Background: Extreme heat is a leading weather-related cause of mortality in the United States, but little guidance is available regarding how temperature variable selection impacts heat–mortality relationships. Objectives: We examined how the strength of the relationship between daily heat-related mortality and temperature varies as a function of temperature observation time, lag, and calculation method. Methods: Long time series of daily mortality counts and hourly temperature for seven U.S. cities with different climates were examined using a generalized additive model. The temperature effect was modeled separately for each hour of the day (with up to 3-day lags) along with different methods of calculating daily maximum, minimum, and mean temperature. We estimated the temperature effect on mortality for each variable by comparing the 99th versus 85th temperature percentiles, as determined from the annual time series. Results: In three northern cities (Boston, MA; Philadelphia, PA; and Seattle, WA) that appeared to have the greatest sensitivity to heat, hourly estimates were consistent with a diurnal pattern in the heat-mortality response, with strongest associations for afternoon or maximum temperature at lag 0 (day of death) or afternoon and evening of lag 1 (day before death). In warmer, southern cities, stronger associations were found with morning temperatures, but overall the relationships were weaker. The strongest temperature–mortality relationships were associated with maximum temperature, although mean temperature results were comparable. Conclusions: There were systematic and substantial differences in the association between temperature and mortality based on the time and type of temperature observation. Because the strongest hourly temperature–mortality relationships were not always found at times typically associated with daily maximum temperatures, temperature variables should be selected independently for each study location. In general, heat-mortality was more closely coupled to afternoon and maximum temperatures in most cities we examined, particularly those typically prone to heat-related mortality.

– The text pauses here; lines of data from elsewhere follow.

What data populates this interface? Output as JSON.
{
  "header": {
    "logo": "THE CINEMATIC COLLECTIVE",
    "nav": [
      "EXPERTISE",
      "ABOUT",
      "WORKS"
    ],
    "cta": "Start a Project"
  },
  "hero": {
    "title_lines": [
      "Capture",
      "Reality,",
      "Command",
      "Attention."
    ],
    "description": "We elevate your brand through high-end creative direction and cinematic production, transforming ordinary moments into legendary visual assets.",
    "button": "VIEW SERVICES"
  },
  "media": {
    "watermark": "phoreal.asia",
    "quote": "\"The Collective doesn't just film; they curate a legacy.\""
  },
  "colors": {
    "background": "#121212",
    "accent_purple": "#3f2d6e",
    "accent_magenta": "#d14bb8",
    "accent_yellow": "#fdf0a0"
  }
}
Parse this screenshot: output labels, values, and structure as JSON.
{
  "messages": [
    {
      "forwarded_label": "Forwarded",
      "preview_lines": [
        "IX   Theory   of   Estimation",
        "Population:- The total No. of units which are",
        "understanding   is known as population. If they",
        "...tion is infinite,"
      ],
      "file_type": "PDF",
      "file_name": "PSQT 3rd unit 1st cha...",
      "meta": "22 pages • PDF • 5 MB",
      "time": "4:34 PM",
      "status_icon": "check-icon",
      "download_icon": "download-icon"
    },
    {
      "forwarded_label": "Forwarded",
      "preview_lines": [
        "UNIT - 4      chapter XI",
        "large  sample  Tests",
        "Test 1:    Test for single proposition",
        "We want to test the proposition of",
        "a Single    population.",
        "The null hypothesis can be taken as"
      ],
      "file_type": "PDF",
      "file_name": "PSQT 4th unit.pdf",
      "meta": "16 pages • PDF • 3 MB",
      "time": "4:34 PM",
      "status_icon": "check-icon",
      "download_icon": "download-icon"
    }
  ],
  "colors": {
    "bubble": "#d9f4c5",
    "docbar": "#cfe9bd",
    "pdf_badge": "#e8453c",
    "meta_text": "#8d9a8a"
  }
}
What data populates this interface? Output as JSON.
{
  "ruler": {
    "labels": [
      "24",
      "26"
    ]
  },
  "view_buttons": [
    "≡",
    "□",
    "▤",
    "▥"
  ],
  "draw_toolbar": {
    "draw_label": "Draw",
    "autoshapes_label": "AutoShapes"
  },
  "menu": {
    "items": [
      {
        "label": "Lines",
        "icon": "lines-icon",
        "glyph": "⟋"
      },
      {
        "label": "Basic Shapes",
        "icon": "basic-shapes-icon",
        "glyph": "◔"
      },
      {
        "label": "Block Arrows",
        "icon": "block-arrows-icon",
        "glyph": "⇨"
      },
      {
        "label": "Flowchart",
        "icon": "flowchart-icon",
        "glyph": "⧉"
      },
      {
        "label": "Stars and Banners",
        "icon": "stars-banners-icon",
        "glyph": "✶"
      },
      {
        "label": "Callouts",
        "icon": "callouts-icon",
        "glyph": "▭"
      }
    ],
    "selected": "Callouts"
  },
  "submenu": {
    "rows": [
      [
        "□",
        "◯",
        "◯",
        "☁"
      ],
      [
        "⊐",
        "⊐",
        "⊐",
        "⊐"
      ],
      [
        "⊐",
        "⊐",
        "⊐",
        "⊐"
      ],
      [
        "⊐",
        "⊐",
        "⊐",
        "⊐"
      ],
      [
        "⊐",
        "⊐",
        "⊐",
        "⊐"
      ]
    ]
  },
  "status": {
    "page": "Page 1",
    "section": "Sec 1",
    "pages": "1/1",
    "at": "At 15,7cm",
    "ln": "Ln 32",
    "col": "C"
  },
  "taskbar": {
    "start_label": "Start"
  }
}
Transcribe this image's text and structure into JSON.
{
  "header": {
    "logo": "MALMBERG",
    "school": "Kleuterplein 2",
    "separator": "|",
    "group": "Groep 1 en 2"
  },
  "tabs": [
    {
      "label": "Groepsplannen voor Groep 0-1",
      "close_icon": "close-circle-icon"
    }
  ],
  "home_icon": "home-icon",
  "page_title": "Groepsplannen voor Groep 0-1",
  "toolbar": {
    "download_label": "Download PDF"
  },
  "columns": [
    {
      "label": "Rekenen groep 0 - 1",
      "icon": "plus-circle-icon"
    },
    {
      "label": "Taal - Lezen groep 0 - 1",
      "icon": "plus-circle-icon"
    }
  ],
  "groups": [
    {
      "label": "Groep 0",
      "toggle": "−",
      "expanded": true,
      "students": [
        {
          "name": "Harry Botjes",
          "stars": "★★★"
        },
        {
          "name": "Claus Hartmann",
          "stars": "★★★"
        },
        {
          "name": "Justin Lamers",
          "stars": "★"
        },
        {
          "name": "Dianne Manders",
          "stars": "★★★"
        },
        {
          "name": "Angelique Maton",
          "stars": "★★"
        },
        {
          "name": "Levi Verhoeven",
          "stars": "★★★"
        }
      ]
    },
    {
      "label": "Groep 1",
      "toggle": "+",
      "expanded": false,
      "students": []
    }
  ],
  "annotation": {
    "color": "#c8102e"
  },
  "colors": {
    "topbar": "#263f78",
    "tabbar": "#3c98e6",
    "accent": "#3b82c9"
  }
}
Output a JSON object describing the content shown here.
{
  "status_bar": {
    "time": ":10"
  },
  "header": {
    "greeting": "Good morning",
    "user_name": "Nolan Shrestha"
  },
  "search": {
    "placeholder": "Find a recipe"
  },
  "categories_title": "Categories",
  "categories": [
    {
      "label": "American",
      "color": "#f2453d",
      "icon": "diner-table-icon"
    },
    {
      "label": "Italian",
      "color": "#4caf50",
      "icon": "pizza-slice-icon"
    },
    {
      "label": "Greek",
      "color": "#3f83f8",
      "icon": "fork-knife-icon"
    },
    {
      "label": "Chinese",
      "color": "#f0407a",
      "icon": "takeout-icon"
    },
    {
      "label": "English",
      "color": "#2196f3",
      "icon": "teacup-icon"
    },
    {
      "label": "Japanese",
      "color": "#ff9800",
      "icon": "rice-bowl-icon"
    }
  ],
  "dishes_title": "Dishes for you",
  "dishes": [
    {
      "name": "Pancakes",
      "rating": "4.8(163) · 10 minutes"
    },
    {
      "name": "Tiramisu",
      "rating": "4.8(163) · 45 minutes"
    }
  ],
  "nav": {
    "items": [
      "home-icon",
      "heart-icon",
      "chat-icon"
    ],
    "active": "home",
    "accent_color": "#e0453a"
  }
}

ASJC Scopus subject areas
- Public Health, Environmental and Occupational Health
- Health, Toxicology and Mutagenesis